Recently Revealed ‘Secrecy Pact’ for Trans-Pacific Trade Talks Belies Obama Administration Promises of Transparency in Trade
WASHINGTON, D.C. – After a leaked document revealed that the Obama administration signed a special pact to keep all documents relating to Trans-Pacific Free Trade Agreement (FTA) negotiations secret, a broad array of U.S. groups – including Public Citizen – joined their global counterparts today in demanding an end to the secrecy surrounding the controversial negotiations.
Twenty-two U.S. labor, consumer, faith, environmental and human rights organizations – including the AFL-CIO, Sierra Club, Presbyterian Church (USA) and Public Citizen – sent a letter to U.S. Trade Representative Ron Kirk calling on the U.S. government to implement the administration’s transparency pledges, to take the lead in ending the recently revealed secrecy pact and to release Trans-Pacific FTA negotiating texts. Groups in other participating countries sent similar letters to their governments.
“The fact that negotiators have gone out of their way to execute a special secrecy agreement has made a lot of people wonder just what exactly they are so afraid the press, the public and Congress would see if there was openness,” said Lori Wallach, director of Public Citizen’s Global Trade Watch. “While executives from hundreds of corporations have been named ‘official trade advisors’ by the Obama administration and given access to the texts, the people whose lives would be most affected may never get to see what our negotiators are bargaining for – and bargaining away – until it’s all over.”
Trans-Pacific FTA talks have taken place behind closed doors, and none of the draft texts has been released despite President Barack Obama’s promises that the Trans-Pacific FTA will usher in a new era of transparency in trade agreement negotiations and result in a “high-standard, 21st century agreement.” Two-thirds of all House Democrats just voted against Obama on FTAs he submitted that had been negotiated in secret by the previous administration. A greater percentage of House Democrats opposed Obama on the passage of these trade pacts than on any other legislation since he took office.
“Given that texts are released by the World Trade Organization and other negotiating venues in which these countries participate – and after years of Obama administration pledges that its trade policymaking would be open and inclusive – it is really outrageous that they signed a special pact to keep the content of these talks that will affect so many peoples’ lives totally secret,” said Wallach.
Today’s letter comes after an effort earlier this year to obtain access to negotiating texts. Obama administration officials never responded to the past demands, which also were made by major Democratic base organizations. In February, scores of civil society groups in five of the nine countries involved in the negotiations launched a coordinated “release the text” campaign with letters to their trade ministries. Parliamentarians in some countries have become involved in combating the secrecy surrounding the talks.
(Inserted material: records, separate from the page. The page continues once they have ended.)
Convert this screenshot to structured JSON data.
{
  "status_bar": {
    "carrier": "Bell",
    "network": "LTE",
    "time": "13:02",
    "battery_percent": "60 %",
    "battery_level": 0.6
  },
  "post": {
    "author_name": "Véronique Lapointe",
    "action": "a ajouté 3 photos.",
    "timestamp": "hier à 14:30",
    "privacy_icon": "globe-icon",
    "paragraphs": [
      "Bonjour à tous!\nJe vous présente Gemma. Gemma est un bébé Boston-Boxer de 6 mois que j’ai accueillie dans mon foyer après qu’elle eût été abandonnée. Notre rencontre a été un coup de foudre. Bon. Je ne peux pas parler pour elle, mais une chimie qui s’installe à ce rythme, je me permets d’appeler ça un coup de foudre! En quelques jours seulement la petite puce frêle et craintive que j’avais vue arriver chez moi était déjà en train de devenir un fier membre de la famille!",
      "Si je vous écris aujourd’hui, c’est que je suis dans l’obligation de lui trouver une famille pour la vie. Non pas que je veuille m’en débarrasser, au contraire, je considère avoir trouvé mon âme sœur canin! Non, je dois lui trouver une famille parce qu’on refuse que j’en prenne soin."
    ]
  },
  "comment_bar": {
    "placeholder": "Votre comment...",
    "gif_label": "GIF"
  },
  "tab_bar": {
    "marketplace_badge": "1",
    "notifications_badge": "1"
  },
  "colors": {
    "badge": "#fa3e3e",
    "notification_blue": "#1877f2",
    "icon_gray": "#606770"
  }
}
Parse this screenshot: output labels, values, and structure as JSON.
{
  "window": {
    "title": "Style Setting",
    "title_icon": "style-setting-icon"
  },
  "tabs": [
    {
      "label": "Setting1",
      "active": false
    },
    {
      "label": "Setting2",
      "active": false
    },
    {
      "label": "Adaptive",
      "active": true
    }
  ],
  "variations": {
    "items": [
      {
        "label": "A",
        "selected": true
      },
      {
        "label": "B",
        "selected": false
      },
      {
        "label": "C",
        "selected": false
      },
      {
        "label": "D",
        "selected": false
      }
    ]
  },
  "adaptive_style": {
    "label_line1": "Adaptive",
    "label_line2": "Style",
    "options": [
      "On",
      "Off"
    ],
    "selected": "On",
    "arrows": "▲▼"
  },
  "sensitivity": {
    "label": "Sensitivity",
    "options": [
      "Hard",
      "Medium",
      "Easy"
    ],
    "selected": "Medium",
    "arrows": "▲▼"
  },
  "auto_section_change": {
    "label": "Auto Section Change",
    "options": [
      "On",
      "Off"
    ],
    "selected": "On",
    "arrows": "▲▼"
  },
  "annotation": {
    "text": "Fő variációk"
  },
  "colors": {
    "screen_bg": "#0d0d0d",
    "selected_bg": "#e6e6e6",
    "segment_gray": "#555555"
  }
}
It was not until the September negotiating round in Chicago that negotiators admitted that in May 2010 they had signed a secrecy agreement that would keep all negotiating documents secret for four years after the talks conclude.
“With numerous negotiating texts now established in addition to the investment and financial services chapters, the relevance and urgency of our request has only increased,” the letter said.
Read the full letter, as well as other letters from the international campaign, here.